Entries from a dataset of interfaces
◆ ◆ ◆ ◆

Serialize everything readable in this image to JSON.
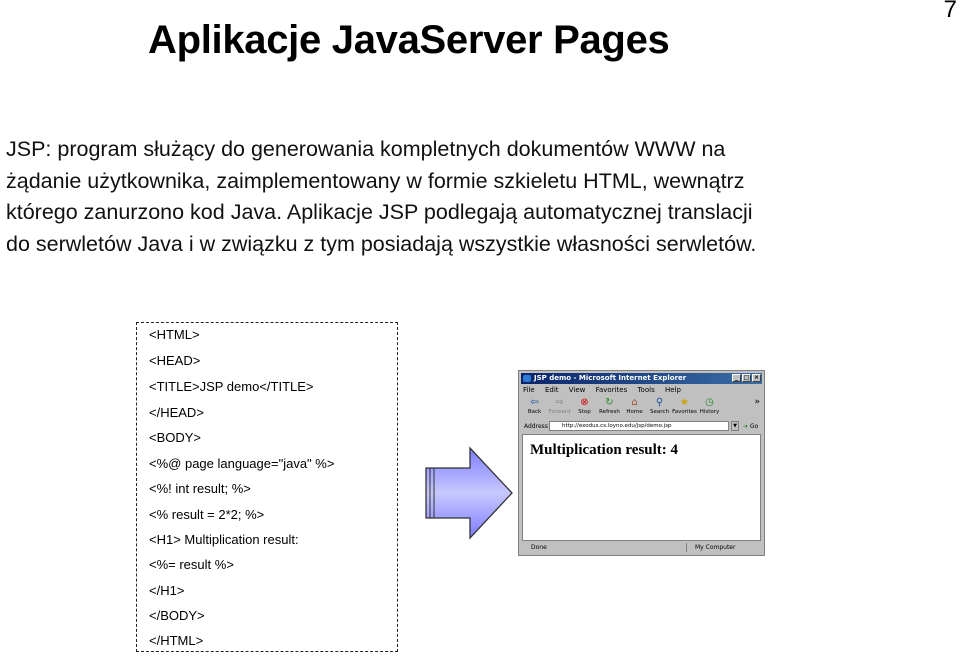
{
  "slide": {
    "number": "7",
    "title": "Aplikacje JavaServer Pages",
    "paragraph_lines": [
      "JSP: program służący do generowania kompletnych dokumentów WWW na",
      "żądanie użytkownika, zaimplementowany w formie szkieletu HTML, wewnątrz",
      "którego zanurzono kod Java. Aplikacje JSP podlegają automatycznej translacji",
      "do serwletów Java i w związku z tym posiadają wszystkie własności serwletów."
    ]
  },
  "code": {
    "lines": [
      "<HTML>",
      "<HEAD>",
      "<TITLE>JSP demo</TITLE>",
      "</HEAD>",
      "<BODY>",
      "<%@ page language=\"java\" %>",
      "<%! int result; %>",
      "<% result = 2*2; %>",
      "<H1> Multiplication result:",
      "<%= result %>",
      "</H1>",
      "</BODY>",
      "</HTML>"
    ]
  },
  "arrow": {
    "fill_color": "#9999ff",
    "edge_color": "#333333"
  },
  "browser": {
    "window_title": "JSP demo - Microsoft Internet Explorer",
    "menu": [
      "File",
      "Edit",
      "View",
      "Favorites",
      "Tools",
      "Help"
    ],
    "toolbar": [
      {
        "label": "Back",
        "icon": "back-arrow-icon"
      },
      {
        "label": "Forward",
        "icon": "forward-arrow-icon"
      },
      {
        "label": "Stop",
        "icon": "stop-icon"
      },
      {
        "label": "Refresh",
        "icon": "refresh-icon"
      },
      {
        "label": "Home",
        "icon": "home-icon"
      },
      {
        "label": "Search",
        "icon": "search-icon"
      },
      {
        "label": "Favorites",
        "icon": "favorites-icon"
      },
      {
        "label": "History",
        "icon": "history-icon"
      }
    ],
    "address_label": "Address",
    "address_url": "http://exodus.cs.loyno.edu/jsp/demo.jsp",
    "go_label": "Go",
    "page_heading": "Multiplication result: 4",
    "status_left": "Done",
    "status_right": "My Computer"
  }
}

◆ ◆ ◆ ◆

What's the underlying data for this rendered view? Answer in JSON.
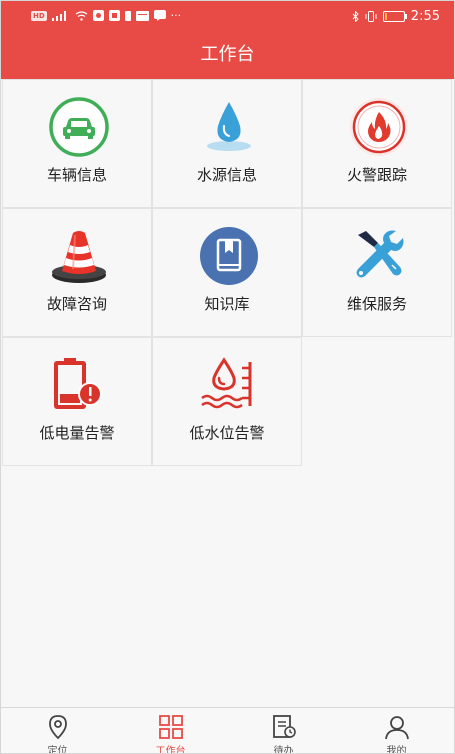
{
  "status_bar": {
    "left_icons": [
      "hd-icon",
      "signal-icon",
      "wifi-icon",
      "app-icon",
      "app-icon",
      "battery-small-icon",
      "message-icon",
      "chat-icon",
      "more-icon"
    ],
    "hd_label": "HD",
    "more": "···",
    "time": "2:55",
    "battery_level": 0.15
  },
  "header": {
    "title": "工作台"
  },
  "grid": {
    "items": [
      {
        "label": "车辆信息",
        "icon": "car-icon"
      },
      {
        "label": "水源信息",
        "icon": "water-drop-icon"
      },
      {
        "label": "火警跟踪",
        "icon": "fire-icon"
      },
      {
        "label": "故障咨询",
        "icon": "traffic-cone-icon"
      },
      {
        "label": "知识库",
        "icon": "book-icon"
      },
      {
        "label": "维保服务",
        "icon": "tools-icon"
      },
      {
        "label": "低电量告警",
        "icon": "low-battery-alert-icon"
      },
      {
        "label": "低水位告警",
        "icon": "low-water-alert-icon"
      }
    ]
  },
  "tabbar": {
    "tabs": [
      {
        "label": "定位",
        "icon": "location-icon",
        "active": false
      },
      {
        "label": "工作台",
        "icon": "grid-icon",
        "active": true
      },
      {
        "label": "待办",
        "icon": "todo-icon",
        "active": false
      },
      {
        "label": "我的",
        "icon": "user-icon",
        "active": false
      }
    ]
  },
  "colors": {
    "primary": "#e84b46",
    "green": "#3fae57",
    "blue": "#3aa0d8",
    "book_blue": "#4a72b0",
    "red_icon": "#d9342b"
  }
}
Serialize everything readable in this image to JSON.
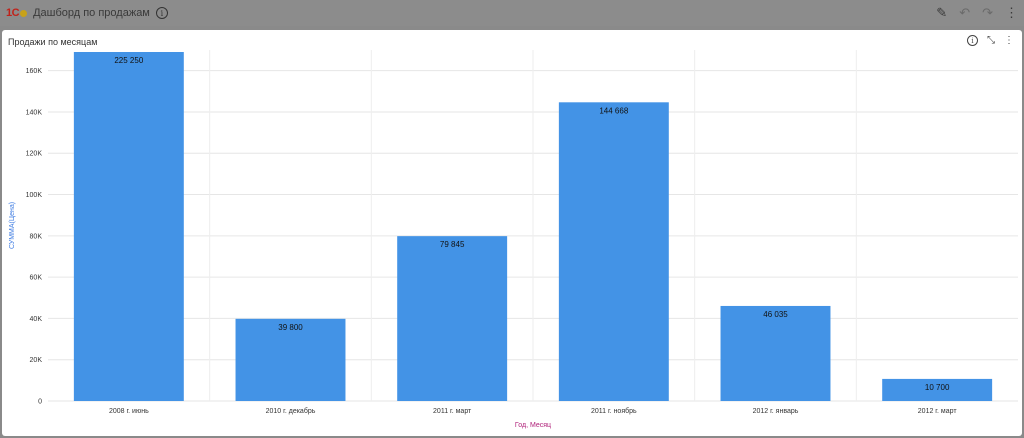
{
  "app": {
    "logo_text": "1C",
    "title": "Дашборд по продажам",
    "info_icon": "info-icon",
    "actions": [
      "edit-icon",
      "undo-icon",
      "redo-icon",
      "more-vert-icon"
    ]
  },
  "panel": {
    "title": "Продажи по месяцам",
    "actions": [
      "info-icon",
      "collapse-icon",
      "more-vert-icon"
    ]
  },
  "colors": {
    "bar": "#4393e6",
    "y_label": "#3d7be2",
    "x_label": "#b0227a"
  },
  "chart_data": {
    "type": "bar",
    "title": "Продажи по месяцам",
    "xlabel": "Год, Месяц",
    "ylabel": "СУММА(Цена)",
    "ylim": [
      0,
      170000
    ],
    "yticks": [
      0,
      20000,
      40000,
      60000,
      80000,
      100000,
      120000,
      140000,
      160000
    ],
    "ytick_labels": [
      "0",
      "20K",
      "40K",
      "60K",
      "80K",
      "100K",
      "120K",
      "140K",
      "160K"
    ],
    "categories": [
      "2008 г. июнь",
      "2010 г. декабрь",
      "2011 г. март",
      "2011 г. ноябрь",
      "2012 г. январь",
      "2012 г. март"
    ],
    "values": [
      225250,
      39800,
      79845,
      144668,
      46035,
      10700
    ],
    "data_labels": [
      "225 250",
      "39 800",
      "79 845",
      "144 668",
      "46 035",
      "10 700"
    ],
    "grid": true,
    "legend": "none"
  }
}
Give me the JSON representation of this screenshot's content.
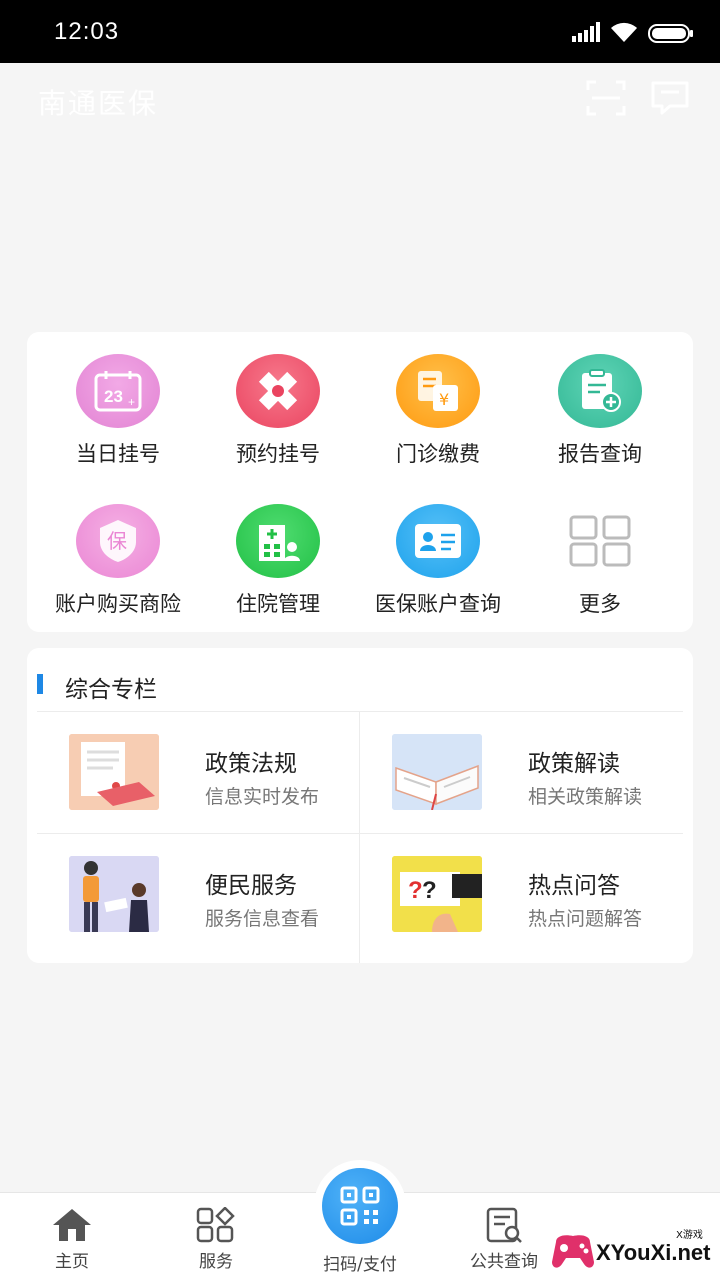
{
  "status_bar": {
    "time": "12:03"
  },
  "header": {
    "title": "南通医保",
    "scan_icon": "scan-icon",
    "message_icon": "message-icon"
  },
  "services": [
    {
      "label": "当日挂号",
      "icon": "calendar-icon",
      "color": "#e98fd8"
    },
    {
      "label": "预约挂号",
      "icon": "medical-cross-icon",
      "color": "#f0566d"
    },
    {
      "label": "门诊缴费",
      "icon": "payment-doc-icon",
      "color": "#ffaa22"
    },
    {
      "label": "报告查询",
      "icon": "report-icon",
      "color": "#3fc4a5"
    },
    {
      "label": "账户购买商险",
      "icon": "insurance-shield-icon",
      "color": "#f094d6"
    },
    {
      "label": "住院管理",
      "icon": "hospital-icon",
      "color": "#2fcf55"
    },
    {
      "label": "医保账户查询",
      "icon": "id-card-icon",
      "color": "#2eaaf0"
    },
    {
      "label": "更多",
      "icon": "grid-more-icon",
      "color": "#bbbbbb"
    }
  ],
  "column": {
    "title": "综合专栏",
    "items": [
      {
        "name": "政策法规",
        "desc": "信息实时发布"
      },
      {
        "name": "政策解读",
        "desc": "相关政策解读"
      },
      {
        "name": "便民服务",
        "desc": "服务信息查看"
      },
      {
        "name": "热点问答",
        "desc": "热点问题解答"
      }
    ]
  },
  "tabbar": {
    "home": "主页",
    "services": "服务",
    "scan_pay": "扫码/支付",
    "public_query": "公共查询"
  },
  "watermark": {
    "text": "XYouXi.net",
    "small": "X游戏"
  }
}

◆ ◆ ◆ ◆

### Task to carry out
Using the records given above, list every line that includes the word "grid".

### Answer for this exercise
  "grid": {
        "icon": "grid-icon",
    "grid": true,
      "icon": "grid-more-icon",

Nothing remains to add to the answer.